ilog2(0) = ilog10(0) = -1, then (because 0 < c 1), so we need not be concerned about this case.
(There are other definitions that would work here, such as ilog2(0) = ilog10(0)
= 0).

Because e = log_{10}2
- c, we must choose c
so that

This is satisfied for x = 1 (because c < 1) and 2. For larger x, we must have

The most stringent requirement on c
occurs when x is large. For a 32-bit machine, x < 2^{32}, so choosing

suffices. Because c < 0.30103 (because e > 0), c = 9/32 = 0.28125 is a convenient value. Experimentation reveals that coarser values such as 5/16 and 1/4 are not adequate.

This leads to the scheme illustrated in Figure 11-12, which estimates low and then corrects by adding 1. It executes in about 11 instructions on a RISC that has number of leading zeros, counting the multiply as one instruction.

static unsigned table2[10] = {0, 9, 99, 999, 9999,

牋?9999, 999999, 9999999, 99999999, 999999999};

y = (9*(31 - nlz(x))) >> 5;

if (x > table2[y+1]) y = y + 1;

return y;

This can be made into a branch-free version, but again there
is a difficulty with large x (x > 2^{31} + 10^{9}) which can be
fixed in either of two ways. One way is to use a different multiplier (19/64)
and a slightly expanded table. The program is shown in Figure 11-13 (about 11 instructions on a RISC
that has number of leading zeros, counting the multiply as one instruction).

int ilog10(unsigned x) {

牋 int y;

牋?span lang=EN-GB>static unsigned table2[11] = {0, 9, 99, 999, 9999,

`牋牋牋99999, 999999, 9999999, 99999999, 999999999, `

`牋牋牋0xFFFFFFFF}; `

` `

`牋 y = (19*(31 - nlz(x))) >> 6; `

`牋爕 = y + ((table2[y+1] - x) >> 31); `

`牋爎eturn y; `

`} `

The other "fix" is to or x into the result of the subtraction, to force the
sign bit to be on for x 2^{31};
that is, change the second executable line of Figure 11-12 to

`y = y + (((table2[y+1] - x) | x) >> 31); `

This is the preferable program if multiplication by 19 is substantially more difficult than multiplication by 9 (as it is for a shift-and-add sequence).

For a 64-bit machine, choosing
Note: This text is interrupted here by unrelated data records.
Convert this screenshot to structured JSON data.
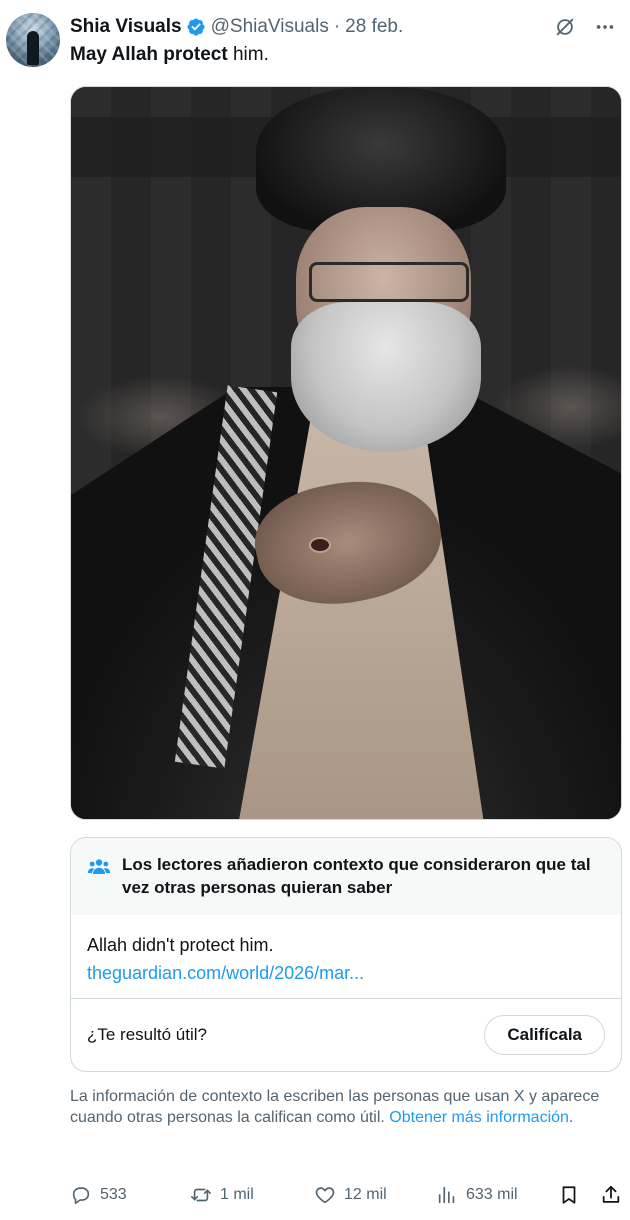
{
  "tweet": {
    "author_name": "Shia Visuals",
    "handle": "@ShiaVisuals",
    "separator": "·",
    "date": "28 feb.",
    "text_bold": "May Allah protect",
    "text_rest": " him."
  },
  "community_note": {
    "title": "Los lectores añadieron contexto que consideraron que tal vez otras personas quieran saber",
    "text": "Allah didn't protect him.",
    "link": "theguardian.com/world/2026/mar...",
    "question": "¿Te resultó útil?",
    "rate_button": "Califícala"
  },
  "disclaimer": {
    "text": "La información de contexto la escriben las personas que usan X y aparece cuando otras personas la califican como útil. ",
    "link": "Obtener más información",
    "suffix": "."
  },
  "actions": {
    "replies": "533",
    "reposts": "1 mil",
    "likes": "12 mil",
    "views": "633 mil"
  },
  "colors": {
    "accent": "#1d9bf0",
    "secondary_text": "#536471",
    "border": "#cfd9de"
  },
  "icons": [
    "verified-badge-icon",
    "grok-icon",
    "more-icon",
    "people-icon",
    "reply-icon",
    "repost-icon",
    "like-icon",
    "views-icon",
    "bookmark-icon",
    "share-icon"
  ]
}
suffices. The value 19/64 = 0.296875 is convenient, and experimentation reveals that no coarser value is adequate. The program is (branch-free version)

`unsigned table2[20] = {0, 9, 99, 999, 9999, ..., `

`牋?999999999999999999}; `

`y = ((19*(63 - nlz(x)) >> 6; `

`y = y + ((table2[y+1] - x) >> 63; `

`return y; `